By Oswald Sobrino, J.D.; M.A. (Econ.); M.A. (Theo.); M.L. (Master of Latin), doctoral student, University of Florida.

Sunday, February 23, 2014

Francis: Do Not Act Like Courtiers and Remember the Existential Liturgy of Life

Here are the two most striking portions, in my view, of the Pope's sermon today in the Mass celebrated with cardinals, new and old (emphasis added):

May we always allow ourselves to be guided by the Spirit of Christ, who sacrificed himself on the Cross so that we could be channels through which his charity might flow. This is the attitude of a Cardinal, this is how he acts. A Cardinal enters the Church of Rome, not a royal court. May all of us avoid, and help others to avoid, habits and ways of acting typical of a court: intrigue, gossip, cliques, favouritism and preferences. May our language be that of the Gospel: yes when we mean yes; no when we mean no; may our attitudes be those of the Beatitudes, and our way be that of holiness.

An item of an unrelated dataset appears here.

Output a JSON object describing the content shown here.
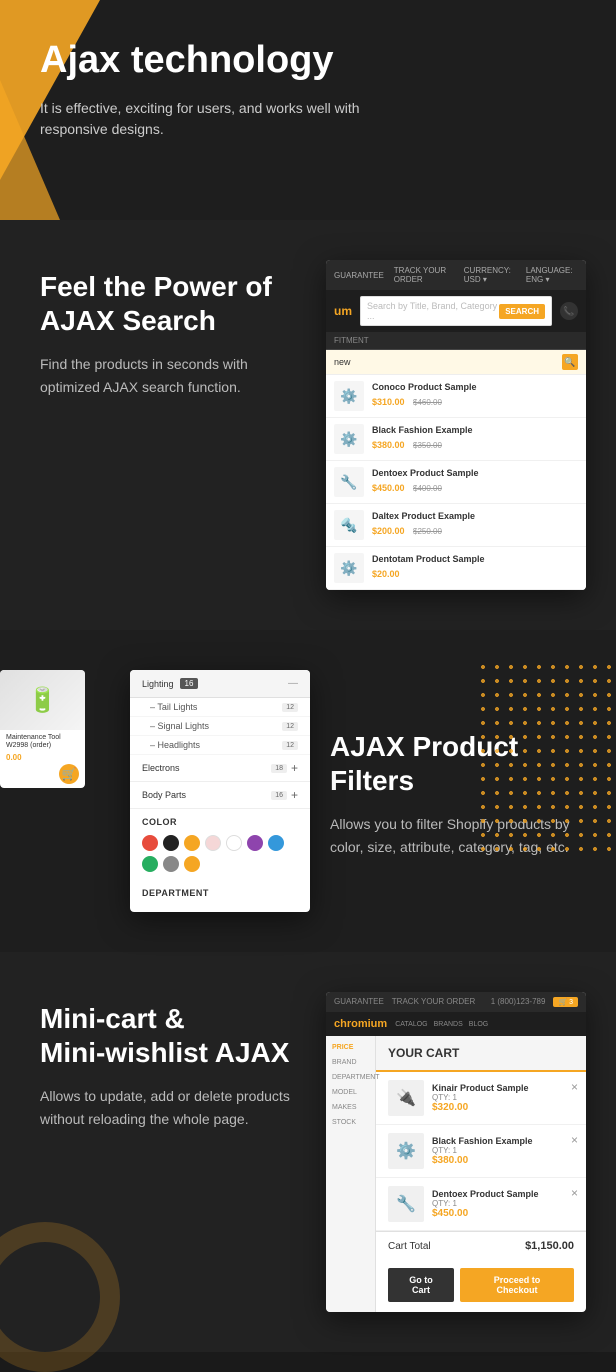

The Holy Spirit also speaks to us today through the words of Saint Paul: You are God's temple God's temple is holy, and that temple you are (1 Cor 3:16-17). In this temple, which we are, an existential liturgy is being celebrated: that of goodness, forgiveness, service; in a word, the liturgy of love. This temple of ours is defiled if we neglect our duties towards our neighbour. Whenever the least of our brothers and sisters finds a place in our hearts, it is God himself who finds a place there. When that brother or sister is shut out, it is God himself who is not being welcomed. A heart without love is like a deconsecrated church, a building withdrawn from God's service and given over to another use.

Source link: Zenit

The idea of an existential liturgy is essential to understanding the Gospels. The temples which we are as individuals point to the entire world, created by God for good, as itself a temple. When the Pharisees attack Jesus for letting his disciples pick grain on the Sabbath, Jesus responds with the famous saying that the Sabbath was made for man, not man for the Sabbath. The entire world, including that field of grain in which Jesus and his disciples were walking, is the temple of God where acts of mercy like feeding the hungry even and especially on the Sabbath are called for. When the Good Samaritan enacts mercy, he was celebrating the essential existential liturgy that, ironically, the priest and Levite had bypassed. The work we do in the world as the temple of God is true liturgy--a "public work." The liturgy inside a church building imperatively and urgently points outward to the liturgy in the world, the existential liturgy, and empowers that existential liturgy with wisdom and grace to enact mercy in the world. The liturgy in the church building is a microcosm of the wider world.

(Image attribution: Gary Halvorson, Oregon State Archives)